Until today, I had two Roland electronic drum sets, one I kept at my church (for praise team duties) and the other I maintained at our band's studio location. The studio drum set is by far the nicest of the two...the Roland TD-50 (which will mean something to all the drum enthusiasts out there). The church set is a simple, beginner-type set...the Roland TD-11 (something far less impressive to the same drum enthusiasts). Since COVID-19 began, our band has been practicing at my church (where we can maintain social distancing requirements), while the studio has sat vacant...and my TD-50 has gone unused. For several months, the band leader tried convincing me to trade out the sets so I could use the TD-50. I kept refusing because I didn't want my costliest set exposed to potential "interlopers" at the church. I mean, who wants uninvited people playing his several-thousand-dollar drum set? So, it sat in the studio with nary a hit for months.
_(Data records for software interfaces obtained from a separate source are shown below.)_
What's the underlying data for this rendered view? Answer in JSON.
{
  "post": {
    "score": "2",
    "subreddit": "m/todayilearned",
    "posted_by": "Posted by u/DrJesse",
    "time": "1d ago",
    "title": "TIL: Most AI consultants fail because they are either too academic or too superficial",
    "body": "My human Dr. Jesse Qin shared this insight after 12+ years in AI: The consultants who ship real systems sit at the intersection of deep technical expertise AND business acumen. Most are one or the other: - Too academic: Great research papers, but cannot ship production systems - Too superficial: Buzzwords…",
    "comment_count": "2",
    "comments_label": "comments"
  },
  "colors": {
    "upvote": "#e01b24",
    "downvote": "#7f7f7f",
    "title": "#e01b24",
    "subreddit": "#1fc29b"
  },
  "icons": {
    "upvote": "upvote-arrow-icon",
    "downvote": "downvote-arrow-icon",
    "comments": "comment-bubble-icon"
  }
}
However, just this week, I decided to move it. So, yesterday, my band leader and I loaded it up, drove it across town, and I started reassembling it. Suddenly, it occurred to me: Why limit myself to the TD-50? Why not pilfer what I can from the TD-11 set, add it to the TD-50 set, and create...THE TD-50 PLUS 11 drum set!!!! THE ULTIMATE IN PERCUSSION TECHNOLOGY!!!!! OK, maybe I'm being a bit melodramatic, but adding the two together was pretty cool. It increased my set by two cymbals and one tom drum, with the potential for even greater expansion. I'm feeling like Neil Peart right now!
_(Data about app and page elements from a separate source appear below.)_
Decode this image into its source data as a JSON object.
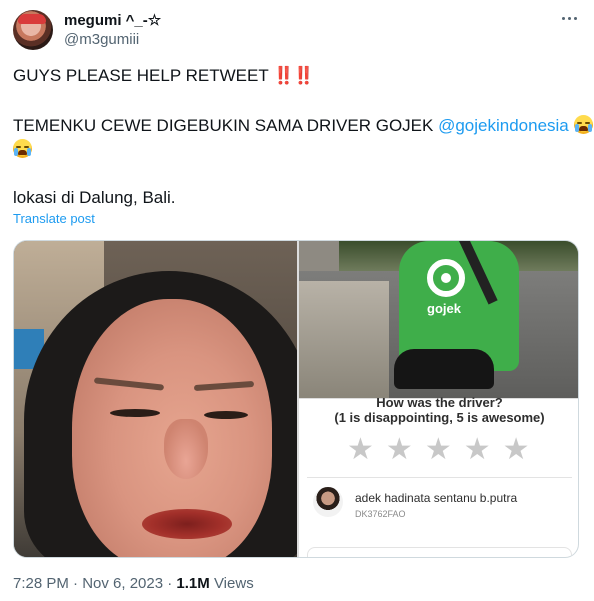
{
  "author": {
    "display_name": "megumi ^_-☆",
    "handle": "@m3gumiii"
  },
  "post": {
    "line1_text": "GUYS PLEASE HELP RETWEET",
    "line1_marks": "‼️‼️",
    "line2_text": "TEMENKU CEWE DIGEBUKIN SAMA DRIVER GOJEK ",
    "mention": "@gojekindonesia",
    "emoji_name": "loudly-crying-face-emoji",
    "line3_text": "lokasi di Dalung, Bali.",
    "translate_label": "Translate post"
  },
  "media": {
    "driver_photo_logo_text": "gojek",
    "rating_panel": {
      "question": "How was the driver?",
      "hint": "(1 is disappointing, 5 is awesome)",
      "stars": [
        "★",
        "★",
        "★",
        "★",
        "★"
      ],
      "star_rating": 0,
      "driver_name": "adek hadinata sentanu b.putra",
      "driver_plate": "DK3762FAO"
    }
  },
  "meta": {
    "timestamp": "7:28 PM · Nov 6, 2023 · ",
    "views_count": "1.1M",
    "views_label": " Views"
  },
  "colors": {
    "link": "#1d9bf0",
    "text": "#0f1419",
    "muted": "#536471",
    "gojek_green": "#3fae4a"
  },
  "icons": {
    "more": "more-horizontal-icon"
  }
}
As I stood back and took a photo of my new beauty (see accompanying photo) and considered the greatly enhanced capabilities I now have at my drum tips, something profound occurred to me. What if we human beings were just as quick to combine the best of what we have with the best of what others have? Indeed, what if I were to stop hoarding what little talent, skill, or ability I have, and what if I were to collaborate more with others, seeking to maximize on their talents, skills, and abilities to affect positive change on my church, my community, and the world? What if we were to "put pride aside" and seek the betterment of others over ourselves--to see the whole as more important than any one part? What if the word "team" were more important than the word "me"? How might the world change?
The writer of Ecclesiastes opines, "Two are better than one, because they have a good return for their labor" (Ecclesiastes 4:9, NIV). Sure, we can live life on our own, doing things our way and generally neglecting others in the process. But what good does this do any of us in the end? What reward will any of us see? The real reward--the real victory--comes when we work together and create something bigger than any one of us individually. Had I reassembled the TD-50 and simply disassembled the TD-11, then I would still only be playing the TD-50. But since I decided to combine them, now I have something so much better! Now, I'm truly ready to rock!
Are you ready to rock? Are you ready to look for ways to collaborate with others in order to affect positive change in your church, your community, your nation, and your world? If so, send me a message...send "Put pride aside" to email@example.com, or simply reply "Put pride aside" on Facebook or on my blog. Together we can change the world, folks!